Looking forward to visiting some other areas of Macedonia in July when I can be there for a whole week.

Eileen is obviously engaged in the culture, the country, the people and her work. The people of Macedonian will leave their mark on her as she will them. What an adventure. What courage to commit to this for the next two years.

Sex for Sale

Let me first say that I love being female and all that comes with it.  I love having doors opened, receiving flowers, getting gifts and walking on the inside so he can get splashed walking on the outside. But I don’t like having the female body exploited to sell things. When are marketing professionals going to quit using the human form to sell things? Here in Macedonia, that is exactly what happens. Roaming around in Skopje the other day, I encountered these billboards.  And it isn’t just women that are shopped around! Men are too!

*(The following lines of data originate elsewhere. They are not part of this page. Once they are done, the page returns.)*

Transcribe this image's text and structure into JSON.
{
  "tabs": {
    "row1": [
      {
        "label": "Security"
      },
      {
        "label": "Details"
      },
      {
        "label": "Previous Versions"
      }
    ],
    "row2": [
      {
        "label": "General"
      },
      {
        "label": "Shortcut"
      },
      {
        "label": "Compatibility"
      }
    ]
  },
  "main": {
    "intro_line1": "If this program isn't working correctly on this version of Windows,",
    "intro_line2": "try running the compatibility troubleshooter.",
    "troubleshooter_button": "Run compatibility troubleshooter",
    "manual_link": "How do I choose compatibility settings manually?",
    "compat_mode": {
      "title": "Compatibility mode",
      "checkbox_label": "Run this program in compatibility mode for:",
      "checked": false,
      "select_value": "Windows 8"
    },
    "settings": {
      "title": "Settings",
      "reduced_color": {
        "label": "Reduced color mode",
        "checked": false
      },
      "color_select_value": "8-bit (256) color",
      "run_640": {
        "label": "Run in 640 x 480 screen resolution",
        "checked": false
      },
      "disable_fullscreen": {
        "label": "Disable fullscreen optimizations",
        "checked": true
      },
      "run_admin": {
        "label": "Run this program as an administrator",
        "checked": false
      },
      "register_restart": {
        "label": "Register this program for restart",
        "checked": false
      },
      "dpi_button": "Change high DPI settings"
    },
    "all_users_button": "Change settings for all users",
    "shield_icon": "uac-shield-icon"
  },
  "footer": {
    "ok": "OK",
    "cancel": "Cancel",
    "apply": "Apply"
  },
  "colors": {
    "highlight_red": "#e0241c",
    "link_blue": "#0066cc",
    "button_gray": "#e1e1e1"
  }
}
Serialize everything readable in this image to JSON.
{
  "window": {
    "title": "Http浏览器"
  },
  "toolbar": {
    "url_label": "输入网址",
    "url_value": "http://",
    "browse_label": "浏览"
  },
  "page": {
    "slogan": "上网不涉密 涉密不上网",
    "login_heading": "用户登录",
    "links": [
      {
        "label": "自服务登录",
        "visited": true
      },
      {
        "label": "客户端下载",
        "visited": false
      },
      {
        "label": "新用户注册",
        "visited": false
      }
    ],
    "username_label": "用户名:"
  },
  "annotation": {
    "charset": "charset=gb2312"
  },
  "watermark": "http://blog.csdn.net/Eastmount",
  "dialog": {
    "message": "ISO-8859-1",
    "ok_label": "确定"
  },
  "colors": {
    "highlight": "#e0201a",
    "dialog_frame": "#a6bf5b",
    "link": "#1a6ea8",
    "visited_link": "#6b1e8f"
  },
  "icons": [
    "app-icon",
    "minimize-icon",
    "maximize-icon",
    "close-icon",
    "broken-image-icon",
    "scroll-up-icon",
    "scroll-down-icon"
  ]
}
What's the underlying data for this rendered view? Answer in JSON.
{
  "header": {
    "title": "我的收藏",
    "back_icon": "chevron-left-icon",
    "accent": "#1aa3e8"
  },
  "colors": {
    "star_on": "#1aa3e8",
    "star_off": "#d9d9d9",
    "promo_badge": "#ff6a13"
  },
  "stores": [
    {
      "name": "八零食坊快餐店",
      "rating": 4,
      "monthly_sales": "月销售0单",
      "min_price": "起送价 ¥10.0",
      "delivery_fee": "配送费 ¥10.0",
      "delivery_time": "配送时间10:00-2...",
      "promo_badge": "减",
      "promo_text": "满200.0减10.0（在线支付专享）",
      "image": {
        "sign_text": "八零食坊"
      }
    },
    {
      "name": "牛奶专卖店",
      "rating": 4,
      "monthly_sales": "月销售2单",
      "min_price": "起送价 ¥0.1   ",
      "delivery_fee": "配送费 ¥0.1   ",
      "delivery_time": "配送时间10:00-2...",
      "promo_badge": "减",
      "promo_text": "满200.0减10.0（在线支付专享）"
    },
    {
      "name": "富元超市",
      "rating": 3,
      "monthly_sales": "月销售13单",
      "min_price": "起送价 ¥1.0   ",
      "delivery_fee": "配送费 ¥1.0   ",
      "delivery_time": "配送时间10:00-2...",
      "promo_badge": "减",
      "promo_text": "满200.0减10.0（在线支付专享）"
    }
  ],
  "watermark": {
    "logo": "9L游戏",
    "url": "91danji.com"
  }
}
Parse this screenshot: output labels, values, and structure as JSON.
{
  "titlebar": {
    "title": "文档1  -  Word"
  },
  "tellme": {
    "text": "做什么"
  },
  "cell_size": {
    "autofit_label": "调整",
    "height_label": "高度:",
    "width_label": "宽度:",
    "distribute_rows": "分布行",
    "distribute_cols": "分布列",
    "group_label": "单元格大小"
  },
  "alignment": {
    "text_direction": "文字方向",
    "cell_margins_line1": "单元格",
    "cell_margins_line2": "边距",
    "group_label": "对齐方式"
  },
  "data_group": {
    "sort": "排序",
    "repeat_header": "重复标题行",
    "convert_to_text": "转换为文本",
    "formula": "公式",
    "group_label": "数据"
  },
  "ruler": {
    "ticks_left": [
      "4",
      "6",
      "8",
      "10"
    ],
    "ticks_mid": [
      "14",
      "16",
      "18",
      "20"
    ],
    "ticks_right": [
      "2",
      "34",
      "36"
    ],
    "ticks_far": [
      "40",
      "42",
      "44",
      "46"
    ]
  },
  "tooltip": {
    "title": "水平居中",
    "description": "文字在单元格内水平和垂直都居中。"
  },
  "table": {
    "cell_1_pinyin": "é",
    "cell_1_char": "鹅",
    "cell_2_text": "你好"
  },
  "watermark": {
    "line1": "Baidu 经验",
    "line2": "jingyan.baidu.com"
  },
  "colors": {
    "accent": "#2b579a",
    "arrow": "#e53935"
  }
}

Using the sex-sells technique may cause people to buy the product once or twice because of  the content of the ad. However, if the product is lacking in quality, the advertiser won’t retain the customer for long. Not only that, customers may feel taken advantage of, talked down to, or flat out patronized. And reengaging the dissatisfied  customer is not going to be easy! So, ad agencies and marketing professionals,  let’s focus on the item and why we should purchase it, not on selling sex!



Bitola–the Cultural Capitol of Macedonia

The dynamic duo was off again this  weekend to explore more of Macedonia. Destination Bitola.  It is the second largest city in the country and one of the cleanest places we have seen since we have begun our travels. We started out by meeting one of our colleagues for lunch–lunch is late here. Around 3 PM  and then dinner is usually just leftovers for something very light. I like that pattern–healthier by far than the American standard. As we were talking to Cindy I found out that she is a North Salinas HS graduate!  Kind of unbelievable. She graduated in ’67 so would not have overlapped my sisters or children but still a very small world. She is now from Denver so we have multiple things in common since we still own a house in Denver. (Or at least we did the last time I checked. I understand the real estate has gone through the roof there!)

Bitola map
Map of Bitola

Our guest house was literally right off the square. As we got our bearings we realized there would be far more things to see than we could possibly see in our weekend. We opted for mosques, churches, the Old Bazaar and HeracleLyncestis.  We didn’t make it to the museums and galleries but that is for another trip. There were many street cafes and we were assured they were all good but some were better than others. The streets were cobble stone and the people were helpful and friendly. At one point when we were just looking at the map to see where to next, a couple of young girls came up and offered to help us look at the map. The architecture of the city is very European in appearance and just lovely. I also learned that my Albanian is practically useless there. Only about 3% of the population is Albanian. Good thing I could use my survival Macedonian!

Bitola Architecture


Lots of green space







The ruins of Heraclea Lyncestis.

Statue in Museum
Handsome Fellow
The Goddess Heraclea
Looking from the small basilica to the large basilica
Spare sculptures just laying around
By the steps to the amphitheater
Mosaic floor in large basilica
Amphitheater (still in use)



Heraclea Lyncestis